Analysis: Chapters 1–2

Aza’s internal dialogue in Chapter 1 introduces the idea of identity through the lens of literature. Literature and language are important to Aza and her friends, and they play a large role in their journey to self-discovery. This is first evident in Aza’s narration when she says she lacks control of her life. She wonders if she is fictional and does not feel real. Throughout the novel, Aza’s thoughts (often referred to as “invasives”) are stylized with italics. This stylistic choice is important in that it allows for Aza’s invasive thoughts to become visually invasive to the narrative as they appear on the page. It also allows for Aza’s invasives to become a compelling force which ties her identity as someone living with anxiety to the very real literature of Green’s story. In-story, and in keeping with the theme, Aza relinquishes the role of author of her own life to outside forces that she cannot control. Aza does not see herself as the main character in her own life, which is ironic because she is the protagonist of the novel. This theme will present itself throughout the story as Aza struggles with her own identity.

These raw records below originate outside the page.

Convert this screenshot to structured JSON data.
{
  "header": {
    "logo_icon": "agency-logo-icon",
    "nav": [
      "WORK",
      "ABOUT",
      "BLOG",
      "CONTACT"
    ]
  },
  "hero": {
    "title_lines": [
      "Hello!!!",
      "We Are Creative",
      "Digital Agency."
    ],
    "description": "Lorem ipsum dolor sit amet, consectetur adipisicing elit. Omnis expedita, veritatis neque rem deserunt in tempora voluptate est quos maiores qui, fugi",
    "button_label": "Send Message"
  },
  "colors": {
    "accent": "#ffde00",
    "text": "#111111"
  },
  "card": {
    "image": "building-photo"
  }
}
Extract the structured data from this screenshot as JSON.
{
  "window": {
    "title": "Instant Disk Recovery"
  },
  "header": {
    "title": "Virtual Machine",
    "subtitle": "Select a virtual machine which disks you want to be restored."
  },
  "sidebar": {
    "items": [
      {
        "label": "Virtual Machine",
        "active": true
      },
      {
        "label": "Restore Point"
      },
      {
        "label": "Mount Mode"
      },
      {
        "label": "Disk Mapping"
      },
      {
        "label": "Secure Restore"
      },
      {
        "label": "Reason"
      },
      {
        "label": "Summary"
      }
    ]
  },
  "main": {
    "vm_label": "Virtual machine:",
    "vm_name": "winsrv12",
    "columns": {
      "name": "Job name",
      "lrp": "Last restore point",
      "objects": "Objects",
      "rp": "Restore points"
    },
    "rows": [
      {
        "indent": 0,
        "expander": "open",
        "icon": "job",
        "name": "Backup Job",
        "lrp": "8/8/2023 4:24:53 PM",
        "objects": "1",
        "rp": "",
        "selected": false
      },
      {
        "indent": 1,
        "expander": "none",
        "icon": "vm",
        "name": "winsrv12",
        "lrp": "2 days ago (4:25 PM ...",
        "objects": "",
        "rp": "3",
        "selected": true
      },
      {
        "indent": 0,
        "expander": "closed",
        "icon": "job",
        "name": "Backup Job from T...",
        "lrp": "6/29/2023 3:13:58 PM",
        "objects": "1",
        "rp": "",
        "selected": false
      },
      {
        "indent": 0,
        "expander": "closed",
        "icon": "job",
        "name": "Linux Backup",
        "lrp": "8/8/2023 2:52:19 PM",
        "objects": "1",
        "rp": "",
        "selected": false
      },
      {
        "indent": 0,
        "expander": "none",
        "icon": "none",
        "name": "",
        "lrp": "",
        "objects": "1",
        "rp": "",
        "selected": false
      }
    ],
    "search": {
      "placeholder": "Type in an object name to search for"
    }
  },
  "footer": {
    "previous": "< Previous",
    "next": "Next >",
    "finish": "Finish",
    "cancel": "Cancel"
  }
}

Chapter 1 also introduces the overarching theme of living with mental illness. Here, Aza’s anxiety disorder and her intense fear of germs like C. diff. become evident. The narration gives way to one of Aza’s thought spirals. As the spiral tightens, Aza’s tug-of-war with her thoughts comes to the fore. She’s aware that her anxiety and OCD make her different, but she cannot stop herself from obsessing over a physical ailment that doesn’t really exist in her body. The obsessive ritual of reopening the wound on her finger also serves to assure Aza that her finger is not infected, but this is damaging behavior which can in turn actually cause infection. However, Aza’s mention of Dr. Singh and breathing exercises indicates that Aza is receiving some sort of treatment for her disorder. Despite having at least some tools in place to keep her anxiety under control, Aza will struggle throughout the novel to keep her spirals in check and to see reality for what it is.

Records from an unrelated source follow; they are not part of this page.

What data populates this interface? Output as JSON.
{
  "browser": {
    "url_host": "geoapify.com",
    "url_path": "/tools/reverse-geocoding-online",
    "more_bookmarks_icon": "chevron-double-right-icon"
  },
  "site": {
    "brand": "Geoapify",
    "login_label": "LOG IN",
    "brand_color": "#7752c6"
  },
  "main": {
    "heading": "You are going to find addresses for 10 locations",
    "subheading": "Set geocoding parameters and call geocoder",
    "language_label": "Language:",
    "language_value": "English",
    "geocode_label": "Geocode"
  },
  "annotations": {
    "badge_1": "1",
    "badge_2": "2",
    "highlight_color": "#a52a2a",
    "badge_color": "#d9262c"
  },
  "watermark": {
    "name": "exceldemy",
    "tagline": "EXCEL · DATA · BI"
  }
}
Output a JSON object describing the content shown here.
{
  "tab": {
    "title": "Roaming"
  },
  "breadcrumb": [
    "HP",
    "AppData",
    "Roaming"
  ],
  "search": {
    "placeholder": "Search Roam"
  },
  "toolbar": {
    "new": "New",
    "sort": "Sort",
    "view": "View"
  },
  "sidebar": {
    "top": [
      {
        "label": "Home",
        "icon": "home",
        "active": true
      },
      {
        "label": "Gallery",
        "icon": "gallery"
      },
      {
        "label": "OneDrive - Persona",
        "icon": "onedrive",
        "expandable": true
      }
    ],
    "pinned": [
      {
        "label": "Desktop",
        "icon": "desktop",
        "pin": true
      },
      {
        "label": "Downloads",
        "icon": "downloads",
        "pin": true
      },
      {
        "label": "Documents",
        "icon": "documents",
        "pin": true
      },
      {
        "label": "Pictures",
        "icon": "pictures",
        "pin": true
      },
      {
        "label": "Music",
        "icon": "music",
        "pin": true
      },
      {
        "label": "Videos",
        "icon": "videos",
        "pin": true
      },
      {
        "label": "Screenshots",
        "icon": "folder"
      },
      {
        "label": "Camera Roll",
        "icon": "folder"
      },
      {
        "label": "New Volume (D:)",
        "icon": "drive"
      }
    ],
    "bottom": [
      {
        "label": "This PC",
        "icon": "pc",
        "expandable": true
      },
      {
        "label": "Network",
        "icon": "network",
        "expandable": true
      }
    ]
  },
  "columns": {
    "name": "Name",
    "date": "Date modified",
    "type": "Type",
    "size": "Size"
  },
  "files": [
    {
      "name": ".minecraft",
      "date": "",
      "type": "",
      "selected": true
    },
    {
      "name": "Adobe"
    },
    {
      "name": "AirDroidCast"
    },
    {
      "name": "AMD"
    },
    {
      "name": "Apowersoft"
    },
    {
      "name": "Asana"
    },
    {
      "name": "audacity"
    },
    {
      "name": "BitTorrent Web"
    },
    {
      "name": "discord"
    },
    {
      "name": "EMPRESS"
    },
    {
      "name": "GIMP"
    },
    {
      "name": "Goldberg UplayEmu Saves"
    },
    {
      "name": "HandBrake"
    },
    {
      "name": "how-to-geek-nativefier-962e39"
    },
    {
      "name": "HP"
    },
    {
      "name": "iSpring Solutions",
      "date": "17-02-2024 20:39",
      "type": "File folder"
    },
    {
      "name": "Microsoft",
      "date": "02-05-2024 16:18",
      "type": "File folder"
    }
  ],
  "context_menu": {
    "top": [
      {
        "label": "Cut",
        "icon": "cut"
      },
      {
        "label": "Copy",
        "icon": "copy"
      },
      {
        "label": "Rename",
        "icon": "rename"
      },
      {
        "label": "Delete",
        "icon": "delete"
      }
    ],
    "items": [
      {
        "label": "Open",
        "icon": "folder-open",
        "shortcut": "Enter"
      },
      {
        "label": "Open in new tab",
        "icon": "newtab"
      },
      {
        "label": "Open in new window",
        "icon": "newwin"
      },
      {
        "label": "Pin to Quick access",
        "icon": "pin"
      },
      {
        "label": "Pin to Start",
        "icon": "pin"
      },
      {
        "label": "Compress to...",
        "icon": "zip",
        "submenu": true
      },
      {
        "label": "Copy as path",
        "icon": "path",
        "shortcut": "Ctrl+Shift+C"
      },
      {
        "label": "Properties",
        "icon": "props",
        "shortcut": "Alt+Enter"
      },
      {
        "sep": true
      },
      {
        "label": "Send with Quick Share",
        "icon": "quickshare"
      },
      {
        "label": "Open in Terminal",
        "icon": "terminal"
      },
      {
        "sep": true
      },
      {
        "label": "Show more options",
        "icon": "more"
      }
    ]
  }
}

Chapter 1 introduces readers to Aza’s best friend, Daisy, and the two have a dichotomous relationship. Daisy and Aza simultaneously complement and frustrate one another. Daisy is bubbly, outgoing, and loud, which is very much the opposite of Aza. Her tendency to refer to Aza as “Holmesy” demonstrates the affection she has for Aza. Daisy is understanding, too. Aza only has to say the words “thought spiral” and Daisy needs no further explanation; she knows the exact turmoil going through Aza’s head. Daisy’s reassurance to Aza that they will hang out after school and watch a Star Wars movie is her show of support. However, Aza’s failure to comment on Daisy’s newly-dyed pink hair is the first moment in which tension builds between the two friends. While Daisy seeks attention and approval from her best friend, Aza falls deeper into herself and focuses only on her C. diff. obsession. Aza and Daisy’s friendship and its associated baggage will become a driving focus throughout the book.

These opening chapters set up a major theme that will become prevalent throughout the novel: connections to the past. Aza takes the idea of love seriously, and this commitment to her ideal love manifests in the way she reveres her deceased father’s old car. She personifies the car and names it “Harold.” Harold is a safe place for her, and it provides Aza with a lasting connection to the father she lost. Harold represents freedom, and the car is one thing Aza can control in her life. In return for Harold’s “love,” Aza protects Harold by making sure its engine runs smoothly and by making Daisy throw her milk in the trash before getting in the car. Aza’s protective nature around the car serves to set up connections to the past as a concept that will be further strengthened as the novel’s driving plotlines converge and characters are introduced.